---------- Data extracts ----------
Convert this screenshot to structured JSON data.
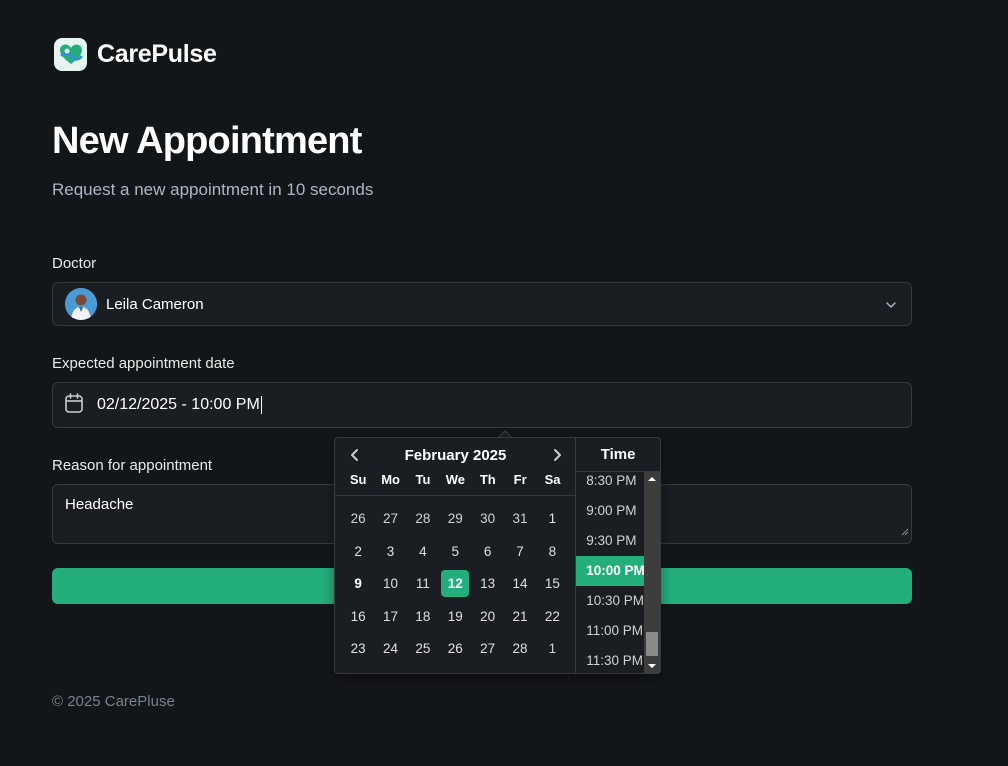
{
  "brand": {
    "name": "CarePulse"
  },
  "page": {
    "title": "New Appointment",
    "subtitle": "Request a new appointment in 10 seconds"
  },
  "form": {
    "doctor_label": "Doctor",
    "doctor_value": "Leila Cameron",
    "date_label": "Expected appointment date",
    "date_value": "02/12/2025 - 10:00 PM",
    "reason_label": "Reason for appointment",
    "reason_value": "Headache"
  },
  "datepicker": {
    "month_label": "February 2025",
    "weekdays": [
      "Su",
      "Mo",
      "Tu",
      "We",
      "Th",
      "Fr",
      "Sa"
    ],
    "weeks": [
      [
        "26",
        "27",
        "28",
        "29",
        "30",
        "31",
        "1"
      ],
      [
        "2",
        "3",
        "4",
        "5",
        "6",
        "7",
        "8"
      ],
      [
        "9",
        "10",
        "11",
        "12",
        "13",
        "14",
        "15"
      ],
      [
        "16",
        "17",
        "18",
        "19",
        "20",
        "21",
        "22"
      ],
      [
        "23",
        "24",
        "25",
        "26",
        "27",
        "28",
        "1"
      ]
    ],
    "selected_day": "12",
    "time_header": "Time",
    "times": [
      "8:30 PM",
      "9:00 PM",
      "9:30 PM",
      "10:00 PM",
      "10:30 PM",
      "11:00 PM",
      "11:30 PM"
    ],
    "selected_time": "10:00 PM"
  },
  "footer": {
    "copyright": "© 2025 CarePluse"
  },
  "colors": {
    "background": "#131619",
    "accent": "#24ae7c",
    "input_bg": "#1a1d21",
    "border": "#363a3d",
    "muted_text": "#abb8c4"
  },
  "icons": {
    "logo": "carepulse-logo-icon",
    "select_chevron": "chevron-down-icon",
    "date_field": "calendar-icon",
    "prev_month": "chevron-left-icon",
    "next_month": "chevron-right-icon"
  }
}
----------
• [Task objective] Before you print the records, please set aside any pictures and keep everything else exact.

• [Written answer]
Convert this screenshot to structured JSON data.
{
  "brand": {
    "name": "CarePulse"
  },
  "page": {
    "title": "New Appointment",
    "subtitle": "Request a new appointment in 10 seconds"
  },
  "form": {
    "doctor_label": "Doctor",
    "doctor_value": "Leila Cameron",
    "date_label": "Expected appointment date",
    "date_value": "02/12/2025 - 10:00 PM",
    "reason_label": "Reason for appointment",
    "reason_value": "Headache"
  },
  "datepicker": {
    "month_label": "February 2025",
    "weekdays": [
      "Su",
      "Mo",
      "Tu",
      "We",
      "Th",
      "Fr",
      "Sa"
    ],
    "weeks": [
      [
        "26",
        "27",
        "28",
        "29",
        "30",
        "31",
        "1"
      ],
      [
        "2",
        "3",
        "4",
        "5",
        "6",
        "7",
        "8"
      ],
      [
        "9",
        "10",
        "11",
        "12",
        "13",
        "14",
        "15"
      ],
      [
        "16",
        "17",
        "18",
        "19",
        "20",
        "21",
        "22"
      ],
      [
        "23",
        "24",
        "25",
        "26",
        "27",
        "28",
        "1"
      ]
    ],
    "selected_day": "12",
    "time_header": "Time",
    "times": [
      "8:30 PM",
      "9:00 PM",
      "9:30 PM",
      "10:00 PM",
      "10:30 PM",
      "11:00 PM",
      "11:30 PM"
    ],
    "selected_time": "10:00 PM"
  },
  "footer": {
    "copyright": "© 2025 CarePluse"
  },
  "colors": {
    "background": "#131619",
    "accent": "#24ae7c",
    "input_bg": "#1a1d21",
    "border": "#363a3d",
    "muted_text": "#abb8c4"
  },
  "icons": {
    "logo": "carepulse-logo-icon",
    "select_chevron": "chevron-down-icon",
    "date_field": "calendar-icon",
    "prev_month": "chevron-left-icon",
    "next_month": "chevron-right-icon"
  }
}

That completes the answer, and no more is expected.